Getting into college and earning a degree is an exciting experience, but you may be in a hurry to finish school and get started in your career. Fortunately, there are many paths to speed up your college learning path and earn your degree faster!
What is the quickest way to get a bachelor’s degree? From “testing out” with exams to transfer credits, here are some options to get your degree faster.
If you’ve taken any college-level courses with credits, transfer them! You’ve already earned those credits, whether you took college courses as a high school student or you’re returning to school after a long break, so put them to good use. Even one course will save you time and money.
Remember, some credits will transfer as an equivalent that counts toward your degree requirements. For example, if your new program requires a science elective – and you’ve taken biology or chemistry – those may count.
Make sure you have your transcripts and have your prospective schools review the credits you’ve earned. Speak to your new school’s admissions advisor about your transferable credits and compare your options.
Life experience can earn you some college credits if you can prove it in a test. This is common with adult learners, but even young students could have skills that allow them to “test out” of a college course for credit. There are many ways to learn a subject outside of a formal course.
For example, if you’re a bilingual speaker, you may be able to take an exam to test out of Spanish I and satisfy a language requirement. Or maybe you have a hobby interest that can be applied to a course, such as computer programming.
You have a few options for exams, including the College-Level Examination Preparation (CLEP) or DANTES Subject Standardized Tests (DSST). Consider the courses you may be able to test out of and make sure your school will accept the test for credit. Note that you will need to meet the minimum score on the exam.
You may have to pay a fee, but that’s a fraction of the cost of course tuition.
Get College Credit with High School Courses
If you’re still in high school, Advanced Placement (AP) and International Baccalaureate (IB) courses can give you a jump on your college courses. These courses are at the college level and prepare you for an exam, which you will need to pass to earn college credit for your work.
Another option is dual enrollment, which is when you take college courses, taught by college professors, while in high school. These courses count toward your requirements for your high school diploma, just like AP courses, but they give you a head start on your bachelor’s degree.
Enroll in Accelerated Programs
Accelerated programs are exactly what they sound like – a fast-track through course material. This is a great option if you have the self-discipline and aptitude to learn course concepts at a faster pace than standard classes.
Depending on what you plan to study, you could use an accelerated bachelor’s degree program to graduate in under four years. These programs have much heavier course loads, however, so consider your study style and whether that will be a good choice for you.
Some accelerated programs are designed for people who are enrolled in both bachelor’s and master’s programs – and want to finish both quickly – so they can apply a few courses toward both degrees. This won’t necessarily help you speed up your bachelor’s specifically, but you’ll be ahead when it comes time for your master’s program.
Become a Full-Time Student
Naturally, being a full-time student is a faster path to a degree than part-time. Often, students go part-time to manage other responsibilities, such as a job or family, or to see how they adjust to the rigors of college by taking it slow.

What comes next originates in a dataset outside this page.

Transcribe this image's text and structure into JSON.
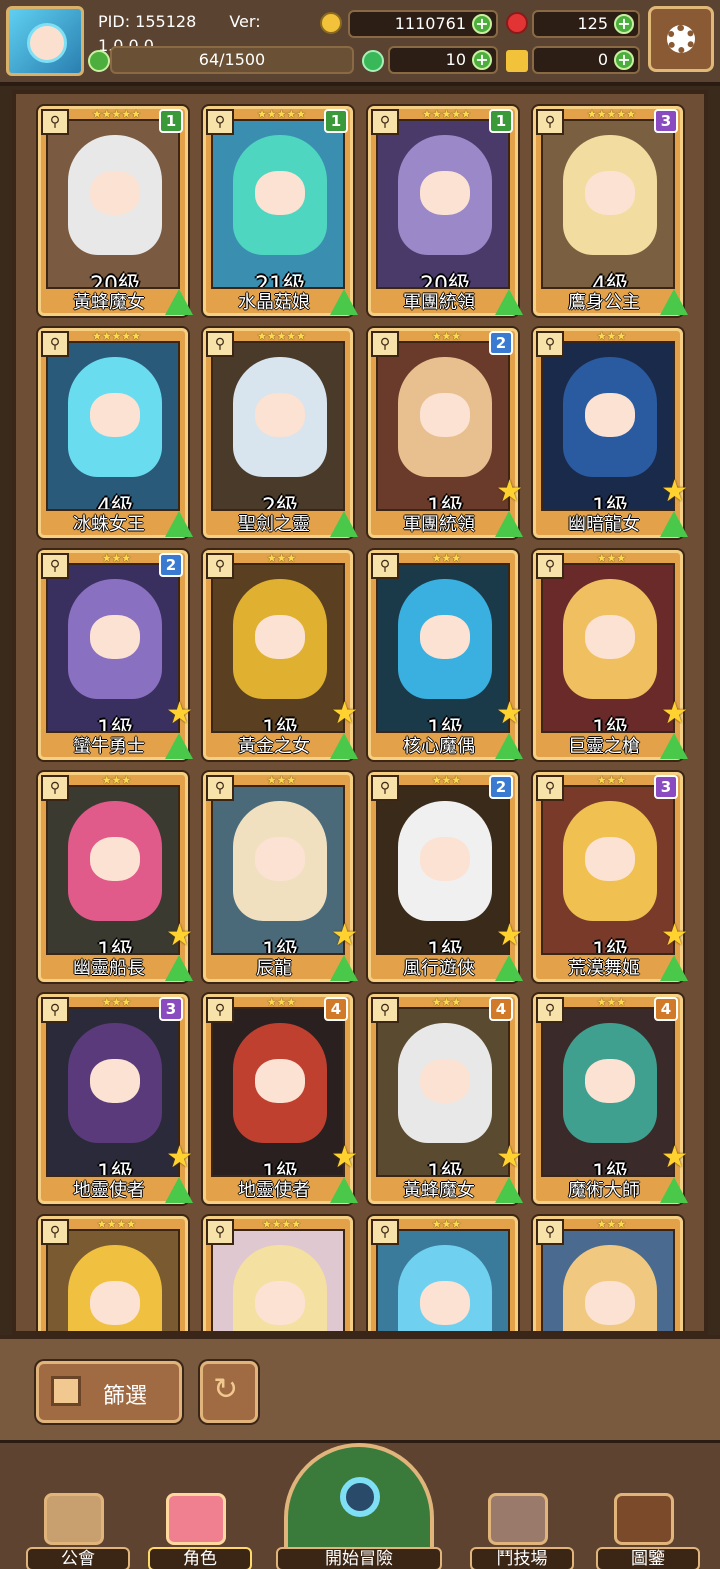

Keep in mind that for some schools, a full-time courseload is a path to finish a degree in about four years. Part-time students may take five years, or possibly longer, to finish a bachelor’s degree.
Think about how much time you can realistically devote to your coursework. If you think a full-time schedule will be too demanding and your schoolwork or personal responsibilities will suffer, it’s best to stay part time and double up on courses when it’s feasible. It’s better to take longer and come out with good grades and a firm grasp of the material than rush through it just to finish faster.
Get a General Studies Degree
If you’re not sure what degree you want, and you’ve built up a lot of random college credits over the years, a general studies degree may be the ideal choice for you. Pursuing general studies will allow you to maximize your transferable credits, since these degrees have a wider variety of free electives than more focused degree programs.
This is an ideal option for students who have explored a lot of different subject areas and interests to see what works best for them. You may find your career fit later, but in the interim, general studies develops valuable transferable career skills like critical thinking, written and verbal communication, and interpersonal skills.
Use Online Learning Options
Online learning platforms like Sophia offer low-cost courses that are transferable to many colleges across the country, including a long list of partner universities. Most of the courses offered at Sophia are general education courses, which are required for every bachelor’s degree program. You could even start taking courses in high school.
There are also some prerequisites that you can take toward specific degrees, such as science courses for nursing school and foundational business courses for a degree in business administration or business management.
Best of all, they’re self-paced, so you can work through the material at the speed that works best for you. For example, if you took a high school public speaking course, you can use that knowledge to your advantage to move quickly through the material with Sophia.
While Sophia can’t get you a full bachelor’s degree faster, it can help you accelerate your progress toward your degree with gen ed courses.
Ready to Take the Next Step?
Your four-year degree may not have to take four years! Whether you use one of these methods or combine them, some strategic planning will allow you to fast-track your bachelor’s degree and get started on your career. Explore Sophia courses or start your free trial today!